Originally published on Thu April 24, 2014 7:23 am
You may have heard that dollar bills harbor trace amounts of drugs.
But those greenbacks in your wallet are hiding far more than cocaine and the flu. They're teeming with life.
Each dollar bill carries about 3,000 types of bacteria on its surface, scientists have found. Most are harmless. But cash also has DNA from drug-resistant microbes. And your wad of dough may even have a smudge of anthrax and diphtheria.
In other words, your wallet is a portable petri dish.
Originally published on Wed April 23, 2014 3:12 pm
Washington is just starting to rebuild.
Much of the central Illinois town was wiped away by a half-mile-wide tornado in November. In all, 1,108 homes were destroyed or rendered uninhabitable — a huge share of the housing stock in a city of 15,000.
"Early on, people were asking me how long it was going to take to rebuild the city, and I said we'll do it in a year," says Mayor Gary Manier. "That was wishful thinking."
Good morning. I'm Steve Inskeep. Some stores post a warning: Disobedient children will be given and a puppy and an espresso. Maybe that's not so bad. Kids at a Melbourne, Florida elementary school were given caffeine. Each kid was offered trail mix and Mountain Dew on the morning of standardized tests. A grandmother got the school to stop, but the principal says she read a study on keeping kids' energy levels stable. By the way, Creole Elementary is rated an A+ school. It's MORNING EDITION. Transcript provided by NPR, Copyright NPR.
Winnie the Pooh is often found head-first in a jar of honey. For a bear in Canada, birdseed was too much to resist. Residents in Sudbury, Ontario spotted a bear stumbling down the street, unable to see where it was going, because a large jar of birdseed was stuck on its head. It even bumped into a police car. The cops, you will be happy to know, got experts there to sedate the bear and cut the jar off its head.
It's MORNING EDITION. Transcript provided by NPR, Copyright NPR.
Originally published on Wed April 23, 2014 12:24 pm
After 6 1/2 weeks of false leads and conflicting information about what may have happened to the jet and the 239 people on board, Wednesday's headlines about the search for Malaysia Airlines Flight 370 need to be viewed with considerable caution:

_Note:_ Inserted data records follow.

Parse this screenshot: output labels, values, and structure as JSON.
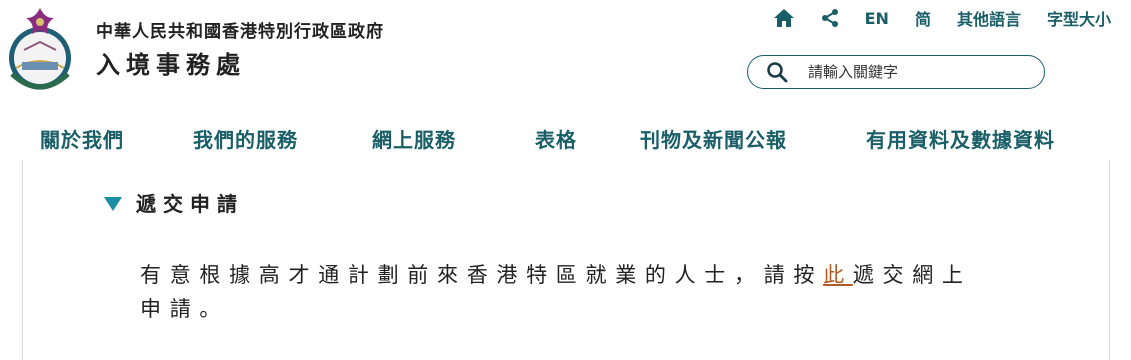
{
  "header": {
    "gov_name": "中華人民共和國香港特別行政區政府",
    "dept_name": "入境事務處"
  },
  "toolbar": {
    "home_icon": "home-icon",
    "share_icon": "share-icon",
    "en": "EN",
    "sc": "简",
    "other_lang": "其他語言",
    "font_size": "字型大小"
  },
  "search": {
    "placeholder": "請輸入關鍵字"
  },
  "nav": {
    "items": [
      "關於我們",
      "我們的服務",
      "網上服務",
      "表格",
      "刊物及新聞公報",
      "有用資料及數據資料"
    ]
  },
  "content": {
    "section_title": "遞交申請",
    "para_before": "有意根據高才通計劃前來香港特區就業的人士，請按",
    "link_text": "此",
    "para_after": "遞交網上申請。"
  },
  "colors": {
    "accent": "#1a5f67",
    "triangle": "#1b8fa5",
    "link": "#b25b25"
  }
}
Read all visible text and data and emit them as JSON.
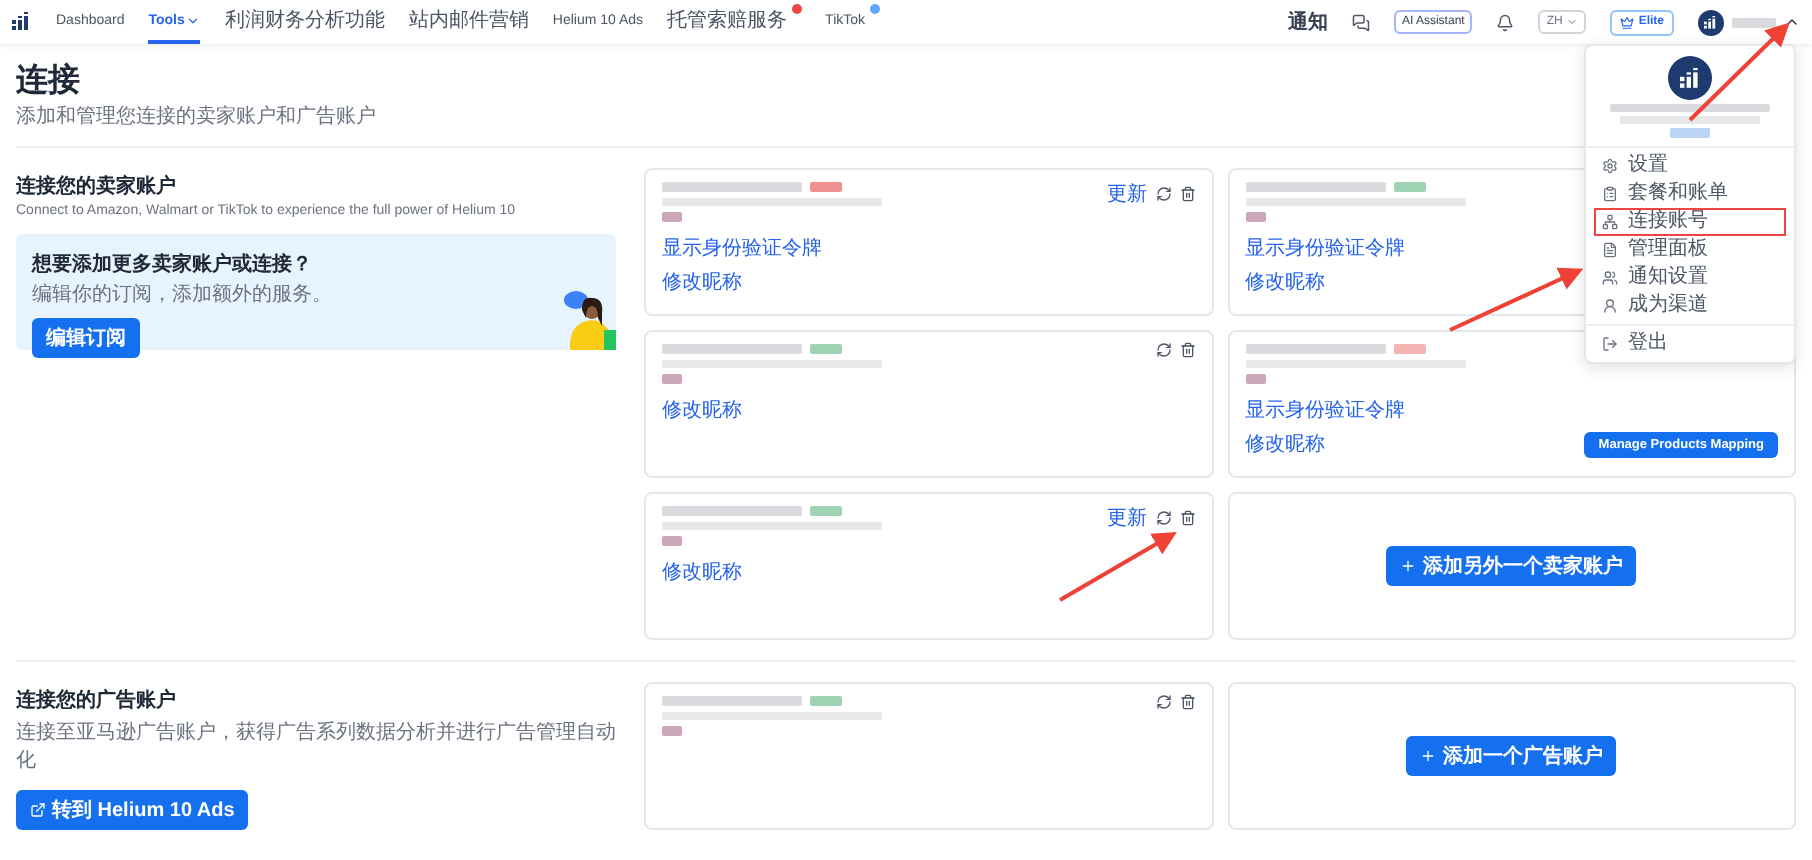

-- " 'Object of interest' found on Western Australian coast." (CNN.com)
Whether they like it or not, libraries in some cities serve as homeless shelters. People come off the streets to find quiet and warmth. If libraries want to do something about this, they have some choices: They can put homeless visitors back out on the street. San Francisco libraries want to get them back on their feet.
President Obama has called repeatedly on Congress to help states pay for "high-quality preschool" for all. In fact, those two words — "high quality" — appear time and again in the president's prepared remarks. They are also a refrain among early childhood education advocates and researchers. But what do they mean? And what separates the best of the nation's preschool programs from the rest?
The game of chess is a national pastime in Russia. And you might say that Vladimir Putin is playing a high-stakes game of geopolitical chess when it comes to Ukraine.
Western leaders are plotting how to counter Putin's latest moves with economic sanctions. So to get some insight into what might come next, we talked to an economist who knows Russia — who is also extremely good at chess.
This week, our tech reporting team is exploring cloud computing — the big business of providing computing power and data storage that companies need, but which happens out of sight, as if it's "in the cloud."
About a dozen archaeologists in downtown Columbia, S.C., are focused on a 165-acre sliver of land that was a prisoner of war camp during the Civil War. Last summer, the property was sold, and the group is trying to recover artifacts before a developer builds condos and shops there.
"We're out here to salvage what we can in advance of that development," says Chester DePratter, a University of South Carolina archaeologist. Time is running out: DePratter and his team have a permit to excavate until April 30.